Every line below that has "Liste" in it should be copied.

[Extracted entries — start]

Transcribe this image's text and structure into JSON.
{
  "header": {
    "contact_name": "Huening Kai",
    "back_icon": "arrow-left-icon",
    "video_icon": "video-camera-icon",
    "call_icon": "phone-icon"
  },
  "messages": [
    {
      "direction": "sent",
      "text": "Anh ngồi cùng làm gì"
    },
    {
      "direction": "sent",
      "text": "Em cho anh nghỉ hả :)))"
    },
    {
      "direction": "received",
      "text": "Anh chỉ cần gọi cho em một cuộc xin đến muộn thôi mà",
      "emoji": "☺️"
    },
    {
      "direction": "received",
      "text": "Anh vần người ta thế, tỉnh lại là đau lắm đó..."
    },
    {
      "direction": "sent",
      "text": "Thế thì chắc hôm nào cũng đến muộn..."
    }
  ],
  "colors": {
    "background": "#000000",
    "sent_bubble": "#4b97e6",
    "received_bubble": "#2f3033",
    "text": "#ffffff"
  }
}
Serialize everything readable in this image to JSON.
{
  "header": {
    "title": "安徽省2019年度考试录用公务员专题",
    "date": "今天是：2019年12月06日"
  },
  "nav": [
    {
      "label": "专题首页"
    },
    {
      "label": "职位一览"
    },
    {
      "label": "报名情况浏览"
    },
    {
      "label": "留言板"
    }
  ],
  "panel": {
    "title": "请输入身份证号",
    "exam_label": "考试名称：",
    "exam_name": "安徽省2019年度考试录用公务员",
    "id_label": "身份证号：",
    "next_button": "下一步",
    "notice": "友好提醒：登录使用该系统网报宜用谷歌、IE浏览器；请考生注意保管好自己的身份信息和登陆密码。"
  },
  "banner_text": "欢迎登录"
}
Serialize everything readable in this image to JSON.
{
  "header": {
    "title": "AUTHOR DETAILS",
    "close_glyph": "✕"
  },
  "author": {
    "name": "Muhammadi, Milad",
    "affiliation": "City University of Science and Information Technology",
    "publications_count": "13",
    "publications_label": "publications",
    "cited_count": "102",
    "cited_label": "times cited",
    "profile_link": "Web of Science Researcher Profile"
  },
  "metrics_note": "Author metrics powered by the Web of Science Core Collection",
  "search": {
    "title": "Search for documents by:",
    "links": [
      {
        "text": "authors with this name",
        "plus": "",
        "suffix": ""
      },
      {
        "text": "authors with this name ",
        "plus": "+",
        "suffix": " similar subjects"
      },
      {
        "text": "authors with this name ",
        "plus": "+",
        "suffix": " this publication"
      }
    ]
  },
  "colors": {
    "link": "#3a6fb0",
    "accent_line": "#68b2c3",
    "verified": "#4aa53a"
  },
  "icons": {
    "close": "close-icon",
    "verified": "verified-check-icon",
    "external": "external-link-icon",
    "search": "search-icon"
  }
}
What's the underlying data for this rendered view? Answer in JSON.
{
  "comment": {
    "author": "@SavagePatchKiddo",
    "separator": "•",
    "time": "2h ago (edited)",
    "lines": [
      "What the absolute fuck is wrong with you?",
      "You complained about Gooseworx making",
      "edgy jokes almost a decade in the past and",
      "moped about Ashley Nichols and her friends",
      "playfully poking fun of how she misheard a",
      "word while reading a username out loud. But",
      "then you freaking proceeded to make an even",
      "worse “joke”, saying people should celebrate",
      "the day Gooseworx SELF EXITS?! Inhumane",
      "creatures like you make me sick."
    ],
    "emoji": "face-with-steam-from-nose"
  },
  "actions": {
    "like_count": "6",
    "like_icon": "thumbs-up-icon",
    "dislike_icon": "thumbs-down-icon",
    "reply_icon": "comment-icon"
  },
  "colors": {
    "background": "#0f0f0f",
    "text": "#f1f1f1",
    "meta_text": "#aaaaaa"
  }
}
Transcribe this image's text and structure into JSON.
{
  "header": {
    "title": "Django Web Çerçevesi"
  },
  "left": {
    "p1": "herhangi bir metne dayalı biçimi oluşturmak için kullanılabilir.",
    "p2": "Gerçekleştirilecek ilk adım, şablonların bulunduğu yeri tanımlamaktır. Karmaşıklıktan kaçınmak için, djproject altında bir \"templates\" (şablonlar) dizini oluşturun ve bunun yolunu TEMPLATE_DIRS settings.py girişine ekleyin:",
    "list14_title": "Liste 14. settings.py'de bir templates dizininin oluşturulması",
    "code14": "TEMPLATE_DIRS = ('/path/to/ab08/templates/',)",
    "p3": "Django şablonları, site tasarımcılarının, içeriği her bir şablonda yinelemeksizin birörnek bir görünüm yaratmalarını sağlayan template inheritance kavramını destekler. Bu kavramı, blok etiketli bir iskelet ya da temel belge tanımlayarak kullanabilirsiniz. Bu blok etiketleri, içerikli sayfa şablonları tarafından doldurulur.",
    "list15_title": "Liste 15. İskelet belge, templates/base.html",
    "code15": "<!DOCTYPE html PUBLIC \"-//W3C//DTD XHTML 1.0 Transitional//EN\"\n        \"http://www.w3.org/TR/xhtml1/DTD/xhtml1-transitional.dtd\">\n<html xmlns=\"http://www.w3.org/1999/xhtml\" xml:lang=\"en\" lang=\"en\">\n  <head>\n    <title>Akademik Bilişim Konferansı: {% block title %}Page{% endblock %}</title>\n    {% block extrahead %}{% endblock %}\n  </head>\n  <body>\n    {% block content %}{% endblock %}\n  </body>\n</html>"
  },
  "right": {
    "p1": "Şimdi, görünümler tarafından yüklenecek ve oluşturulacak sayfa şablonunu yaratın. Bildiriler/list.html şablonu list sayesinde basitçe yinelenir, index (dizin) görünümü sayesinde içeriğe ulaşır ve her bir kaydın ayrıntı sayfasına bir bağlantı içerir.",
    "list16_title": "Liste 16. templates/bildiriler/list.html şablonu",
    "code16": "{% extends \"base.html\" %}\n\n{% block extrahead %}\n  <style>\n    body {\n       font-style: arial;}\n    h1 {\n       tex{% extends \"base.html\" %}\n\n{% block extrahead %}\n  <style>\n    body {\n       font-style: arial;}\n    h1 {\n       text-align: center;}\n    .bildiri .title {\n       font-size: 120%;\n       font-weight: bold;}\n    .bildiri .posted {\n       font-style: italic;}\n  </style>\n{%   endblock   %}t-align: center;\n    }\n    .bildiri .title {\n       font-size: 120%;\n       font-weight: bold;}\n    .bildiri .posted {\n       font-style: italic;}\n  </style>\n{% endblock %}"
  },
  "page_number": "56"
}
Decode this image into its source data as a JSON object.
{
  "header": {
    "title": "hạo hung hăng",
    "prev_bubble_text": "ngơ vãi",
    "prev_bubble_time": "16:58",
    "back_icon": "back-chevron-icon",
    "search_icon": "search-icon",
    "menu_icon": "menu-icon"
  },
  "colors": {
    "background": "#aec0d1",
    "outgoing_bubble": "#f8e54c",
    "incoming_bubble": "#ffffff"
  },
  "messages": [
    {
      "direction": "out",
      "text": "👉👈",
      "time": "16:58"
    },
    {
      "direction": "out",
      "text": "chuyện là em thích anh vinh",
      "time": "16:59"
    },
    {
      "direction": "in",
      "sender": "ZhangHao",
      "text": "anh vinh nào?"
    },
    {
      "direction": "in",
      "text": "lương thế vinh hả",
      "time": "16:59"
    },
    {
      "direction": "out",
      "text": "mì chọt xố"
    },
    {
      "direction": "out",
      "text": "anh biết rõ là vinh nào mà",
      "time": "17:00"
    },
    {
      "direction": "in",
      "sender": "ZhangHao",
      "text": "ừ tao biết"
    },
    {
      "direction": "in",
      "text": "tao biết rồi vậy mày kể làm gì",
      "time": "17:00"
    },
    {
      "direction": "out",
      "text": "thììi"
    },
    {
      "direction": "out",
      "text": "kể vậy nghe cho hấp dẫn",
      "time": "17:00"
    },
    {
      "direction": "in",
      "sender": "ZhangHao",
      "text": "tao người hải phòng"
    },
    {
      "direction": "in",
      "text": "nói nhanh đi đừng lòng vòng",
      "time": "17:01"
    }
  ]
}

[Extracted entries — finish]

_Response to the exercise_:
    "list14_title": "Liste 14. settings.py'de bir templates dizininin oluşturulması",
    "list15_title": "Liste 15. İskelet belge, templates/base.html",
    "list16_title": "Liste 16. templates/bildiriler/list.html şablonu",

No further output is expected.